### What you should do
When the string "JIWA" is part of a line in the data below, report the whole line.
─── Extracted material
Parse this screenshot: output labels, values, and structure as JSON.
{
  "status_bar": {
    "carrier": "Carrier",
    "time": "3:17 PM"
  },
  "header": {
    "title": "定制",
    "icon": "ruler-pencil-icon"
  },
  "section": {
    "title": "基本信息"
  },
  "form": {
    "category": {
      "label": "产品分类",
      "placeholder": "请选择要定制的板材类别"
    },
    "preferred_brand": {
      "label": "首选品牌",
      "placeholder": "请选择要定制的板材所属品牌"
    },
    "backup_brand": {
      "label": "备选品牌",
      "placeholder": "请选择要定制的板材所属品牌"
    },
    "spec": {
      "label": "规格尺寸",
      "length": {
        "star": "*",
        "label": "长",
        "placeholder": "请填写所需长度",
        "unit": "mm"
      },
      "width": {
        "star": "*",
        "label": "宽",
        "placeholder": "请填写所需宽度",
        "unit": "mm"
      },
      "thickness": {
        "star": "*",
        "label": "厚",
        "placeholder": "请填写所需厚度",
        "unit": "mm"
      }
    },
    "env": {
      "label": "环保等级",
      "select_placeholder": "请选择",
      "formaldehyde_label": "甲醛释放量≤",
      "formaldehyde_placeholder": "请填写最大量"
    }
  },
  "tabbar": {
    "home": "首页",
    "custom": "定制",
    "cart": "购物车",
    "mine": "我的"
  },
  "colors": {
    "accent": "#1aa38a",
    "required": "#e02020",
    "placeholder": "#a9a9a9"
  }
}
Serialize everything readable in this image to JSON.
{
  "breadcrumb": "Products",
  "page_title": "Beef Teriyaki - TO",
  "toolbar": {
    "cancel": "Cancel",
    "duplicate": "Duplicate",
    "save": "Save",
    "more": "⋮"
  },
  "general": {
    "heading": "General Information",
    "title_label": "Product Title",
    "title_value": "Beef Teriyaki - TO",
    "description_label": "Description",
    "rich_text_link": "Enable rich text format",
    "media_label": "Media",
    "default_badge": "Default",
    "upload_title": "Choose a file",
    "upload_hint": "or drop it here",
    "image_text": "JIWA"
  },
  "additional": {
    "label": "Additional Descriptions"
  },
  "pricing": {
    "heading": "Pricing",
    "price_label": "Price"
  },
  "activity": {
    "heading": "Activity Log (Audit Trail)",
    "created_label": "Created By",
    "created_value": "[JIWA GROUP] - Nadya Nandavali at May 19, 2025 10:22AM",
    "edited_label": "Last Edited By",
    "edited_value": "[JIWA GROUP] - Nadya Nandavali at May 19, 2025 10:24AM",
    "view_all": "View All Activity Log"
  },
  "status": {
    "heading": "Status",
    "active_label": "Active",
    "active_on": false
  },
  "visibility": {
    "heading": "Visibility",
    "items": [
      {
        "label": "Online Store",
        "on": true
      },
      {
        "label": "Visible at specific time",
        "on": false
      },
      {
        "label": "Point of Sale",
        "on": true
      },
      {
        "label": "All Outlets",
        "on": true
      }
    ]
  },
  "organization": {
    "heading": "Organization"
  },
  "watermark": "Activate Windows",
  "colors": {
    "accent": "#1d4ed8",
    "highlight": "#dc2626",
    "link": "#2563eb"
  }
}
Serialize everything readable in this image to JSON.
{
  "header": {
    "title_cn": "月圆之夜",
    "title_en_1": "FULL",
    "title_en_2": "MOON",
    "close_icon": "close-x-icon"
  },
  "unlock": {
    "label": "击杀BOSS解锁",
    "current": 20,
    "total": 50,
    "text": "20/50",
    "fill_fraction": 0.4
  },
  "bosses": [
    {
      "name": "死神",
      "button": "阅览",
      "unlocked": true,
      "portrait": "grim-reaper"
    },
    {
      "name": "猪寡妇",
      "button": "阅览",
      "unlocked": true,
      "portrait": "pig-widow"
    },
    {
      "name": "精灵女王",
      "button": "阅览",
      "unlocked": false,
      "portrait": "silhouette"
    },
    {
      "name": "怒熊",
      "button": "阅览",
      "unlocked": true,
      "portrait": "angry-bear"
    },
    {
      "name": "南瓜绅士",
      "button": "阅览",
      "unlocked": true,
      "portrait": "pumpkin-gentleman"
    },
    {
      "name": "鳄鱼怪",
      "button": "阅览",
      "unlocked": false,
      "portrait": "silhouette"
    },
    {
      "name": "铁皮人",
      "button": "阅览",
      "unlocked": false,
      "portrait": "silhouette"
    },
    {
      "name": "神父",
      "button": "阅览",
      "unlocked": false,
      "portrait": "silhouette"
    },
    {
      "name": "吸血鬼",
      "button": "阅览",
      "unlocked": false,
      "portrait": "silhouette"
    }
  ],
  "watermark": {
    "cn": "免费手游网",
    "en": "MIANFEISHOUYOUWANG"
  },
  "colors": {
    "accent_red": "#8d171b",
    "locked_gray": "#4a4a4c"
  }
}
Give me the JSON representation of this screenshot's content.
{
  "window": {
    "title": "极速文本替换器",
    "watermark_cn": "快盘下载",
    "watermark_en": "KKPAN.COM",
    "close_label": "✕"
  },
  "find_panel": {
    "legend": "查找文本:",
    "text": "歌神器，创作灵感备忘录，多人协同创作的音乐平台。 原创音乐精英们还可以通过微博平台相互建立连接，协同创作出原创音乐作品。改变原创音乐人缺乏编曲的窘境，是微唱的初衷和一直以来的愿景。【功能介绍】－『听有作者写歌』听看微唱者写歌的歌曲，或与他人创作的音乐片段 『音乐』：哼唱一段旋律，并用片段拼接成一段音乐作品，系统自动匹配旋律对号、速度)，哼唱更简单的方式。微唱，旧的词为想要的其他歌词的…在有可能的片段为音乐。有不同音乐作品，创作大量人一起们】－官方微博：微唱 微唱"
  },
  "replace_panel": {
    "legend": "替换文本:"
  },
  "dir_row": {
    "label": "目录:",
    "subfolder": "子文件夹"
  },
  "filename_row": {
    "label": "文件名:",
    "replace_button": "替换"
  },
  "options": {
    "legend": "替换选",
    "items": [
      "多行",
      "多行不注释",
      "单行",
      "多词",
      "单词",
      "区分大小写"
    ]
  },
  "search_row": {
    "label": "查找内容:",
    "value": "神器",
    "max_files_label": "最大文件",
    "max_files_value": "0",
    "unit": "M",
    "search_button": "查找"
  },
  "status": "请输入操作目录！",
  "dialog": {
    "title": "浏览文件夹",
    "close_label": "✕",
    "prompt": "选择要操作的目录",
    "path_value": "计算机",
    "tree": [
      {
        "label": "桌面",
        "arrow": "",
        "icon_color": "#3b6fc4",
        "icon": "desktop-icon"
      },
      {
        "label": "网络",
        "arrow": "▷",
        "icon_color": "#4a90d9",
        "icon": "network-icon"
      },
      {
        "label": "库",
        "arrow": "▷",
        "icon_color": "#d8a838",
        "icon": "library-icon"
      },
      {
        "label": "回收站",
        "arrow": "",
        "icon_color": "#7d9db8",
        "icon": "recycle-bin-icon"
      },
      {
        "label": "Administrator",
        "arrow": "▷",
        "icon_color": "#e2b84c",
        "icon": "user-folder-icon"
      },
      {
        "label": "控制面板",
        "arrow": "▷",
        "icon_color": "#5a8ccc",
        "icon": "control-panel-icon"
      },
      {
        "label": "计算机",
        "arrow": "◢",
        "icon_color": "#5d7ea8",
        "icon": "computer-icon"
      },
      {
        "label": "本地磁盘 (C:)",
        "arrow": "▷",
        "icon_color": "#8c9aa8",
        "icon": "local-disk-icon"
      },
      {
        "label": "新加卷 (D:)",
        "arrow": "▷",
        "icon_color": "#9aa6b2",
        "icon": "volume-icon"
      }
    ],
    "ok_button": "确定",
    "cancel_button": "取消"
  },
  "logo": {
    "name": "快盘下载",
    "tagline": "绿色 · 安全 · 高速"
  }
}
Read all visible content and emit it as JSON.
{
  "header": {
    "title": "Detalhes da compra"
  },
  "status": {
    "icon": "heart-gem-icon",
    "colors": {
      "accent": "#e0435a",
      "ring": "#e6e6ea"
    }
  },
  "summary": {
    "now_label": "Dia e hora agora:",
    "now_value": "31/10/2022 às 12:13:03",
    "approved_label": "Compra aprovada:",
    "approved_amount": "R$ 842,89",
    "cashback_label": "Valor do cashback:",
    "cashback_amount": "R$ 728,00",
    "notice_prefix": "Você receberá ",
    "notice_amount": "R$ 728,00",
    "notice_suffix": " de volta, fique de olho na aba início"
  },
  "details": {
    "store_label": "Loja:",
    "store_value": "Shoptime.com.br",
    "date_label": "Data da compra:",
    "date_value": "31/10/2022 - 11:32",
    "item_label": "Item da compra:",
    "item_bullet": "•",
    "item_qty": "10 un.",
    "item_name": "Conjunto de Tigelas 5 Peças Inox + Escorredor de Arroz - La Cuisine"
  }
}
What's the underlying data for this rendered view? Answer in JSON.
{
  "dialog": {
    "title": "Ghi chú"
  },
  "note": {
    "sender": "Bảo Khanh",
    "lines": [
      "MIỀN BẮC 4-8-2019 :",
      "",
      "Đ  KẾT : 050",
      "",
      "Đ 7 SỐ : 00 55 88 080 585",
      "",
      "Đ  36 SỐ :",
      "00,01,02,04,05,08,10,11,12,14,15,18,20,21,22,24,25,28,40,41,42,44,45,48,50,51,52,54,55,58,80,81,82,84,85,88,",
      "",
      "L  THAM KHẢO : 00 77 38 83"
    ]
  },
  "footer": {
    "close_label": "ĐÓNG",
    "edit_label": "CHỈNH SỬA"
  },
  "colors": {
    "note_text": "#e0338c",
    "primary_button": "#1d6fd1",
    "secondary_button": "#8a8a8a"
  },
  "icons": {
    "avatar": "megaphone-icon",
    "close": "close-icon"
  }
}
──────
### Reply to the exercise
    "image_text": "JIWA"
    "created_value": "[JIWA GROUP] - Nadya Nandavali at May 19, 2025 10:22AM",
    "edited_value": "[JIWA GROUP] - Nadya Nandavali at May 19, 2025 10:24AM",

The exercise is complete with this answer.